For years, a growing number of delivery fleets have turned to propane autogas to accelerate their decarbonization efforts, discovering that propane also offers reduced fuel and maintenance spending, in addition to the benefit of lowering harmful emissions.
Now, as more and more fleets are transitioning to EVs, amplifying the demand for costly new infrastructure, propane is emerging as a reliable energy source to meet the growing recharging needs of fleets across the country.
Propane-powered EV recharging systems are an innovative and immediately available answer for fleets of nearly any size, already being produced by companies such as Propane Fueling Solutions, EV Power Pods, and e-Boost.
Utilizing a propane-powered generator, this technology allows EVs to be recharged independently of the electric grid and without the time and capital investments needed for new electricity-based charging stations.
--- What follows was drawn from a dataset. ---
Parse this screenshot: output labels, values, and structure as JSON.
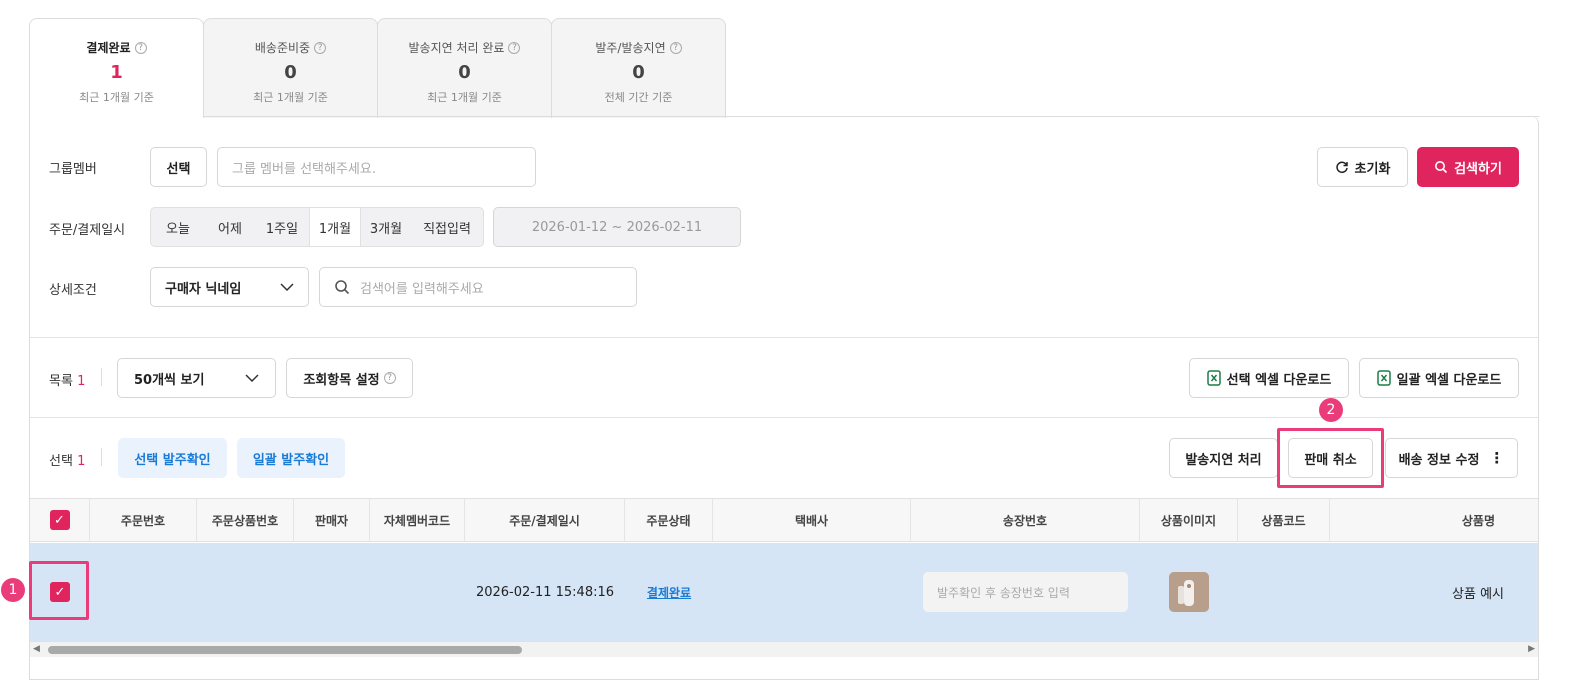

“The reality is that more fleets are going to start transitioning to EVs,” says Steve Whaley, Director of Autogas Business Development for the Propane Education & Research Council. “Right now, the electric grid can’t handle the influx of demand and there aren’t enough charging stations to reliably power all the vehicles. This leaves a major growth opportunity for propane providers to step in with a drop-in recharging solution.”
Rather than viewing the move toward EVs as competition, Whaley and his colleagues in the propane industry are confident that they can introduce more fleets to the versatility of propane while offering existing propane providers the opportunity to grow their business and further support the communities that they serve.
“As an industry, we need to seize the opportunity ahead for EV charging,” Whaley explains. “Fleets are under intense pressure to dramatically reduce emissions and are left with more questions than answers. Many fleets are also finding that a single energy source cannot meet their operational demands. Regardless of how propane gets incorporated into their operations, fleet directors are quickly realizing how powerful propane is to their bottom line and emissions reduction plans.”
Whaley predicts that propane’s flexibility will allow it to serve a variety of roles as the transition to EVs by fleets continues to expand.
Initially, propane will be used to help establish the recharging infrastructure that fleets need access to the most, especially in areas where the electric grid either isn’t available or is not reliable, such as rural and remote areas or places where the demand is exceedingly high.
One example where this initial phase has seen success is in the school bus market. School districts nationwide have been particularly interested in moving away from traditional diesel engines, along with the noise and emissions that come along with them.
However, investing in the infrastructure needed to operate a fleet of electric school buses would quickly drain the budget of nearly any transportation department while also requiring years of planning and installation. As such, propane-powered recharging infrastructure presents an actionable solution for those fleets.
The landscape is similar when it comes to serving the needs of fleets beyond the school bus market, especially those hoping to transition to EVs sooner rather than later.
As they pursue the transition to EVs, many fleets are finding that they will have to endure extensive periods of waiting for their local power companies to provide the infrastructure needed—a delay that is not only frustrating but also prevents fleet managers from properly assessing the impact of EVs on their operations.
Propane-powered charging infrastructure for EVs can be set up far more quickly, allowing fleets to rapidly calculate the capabilities and limitations of EV duty cycles to determine what portion of their fleet can be EV and what portion they will need to retain as autogas vehicles.
In addition to the immediate opportunities for propane-powered recharging infrastructure, a subset of this emerging technology is fully mobile. This promises to become a highly desirable option for towing fleets, which anticipate offering this as a service to EVs stranded and can’t get to a recharging station.
Even as progress continues in the development and deployment of both stationary and mobile propane-powered EV charging systems — providing a cost-effective alternative to traditional charging infrastructure for fleets that is also cleaner than the electrical grid — for the time being, propane autogas will also remain a notable component of fleet fueling options.
While propane autogas vehicles and EVs are both operating in some of the same spaces, propane autogas fleets continue to provide a ready and reliable solution for medium-duty package delivery, food and beverage delivery, paratransit, and the previously mentioned school bus fleets.
Typically, these fleets service a wider geographic footprint than those in which EVs can reliably operate (generally, up to 400 miles), along with having the ability to carry a heavier payload. Meanwhile, EVs are primarily serving the passenger vehicle market, although Whaley anticipates that, given continued innovation, fleet managers will begin to see these distinctions erode in the not-too-distant future.
“Even as EV technology gets better at servicing wider areas or solves some of the performance issues many fleet owners see right now, it’s important to keep in mind that propane autogas will also get better as renewable propane grows in production and popularity, providing a more robust comprehensive option.
“New technology is always going to continue to emerge, and it’s important for businesses to innovate to remain competitive,” says Whaley. “As the grid is built out and more infrastructure develops, propane will still have a place as an off-grid and reliable solution for fleets. With more propane-powered charging stations available, the market can expand beyond just business fleets using the technology and into the commercial sector for passenger vehicles.”
For more information on how propane can reliably power vehicles or provide power generation needs, visit propane.com/powergen.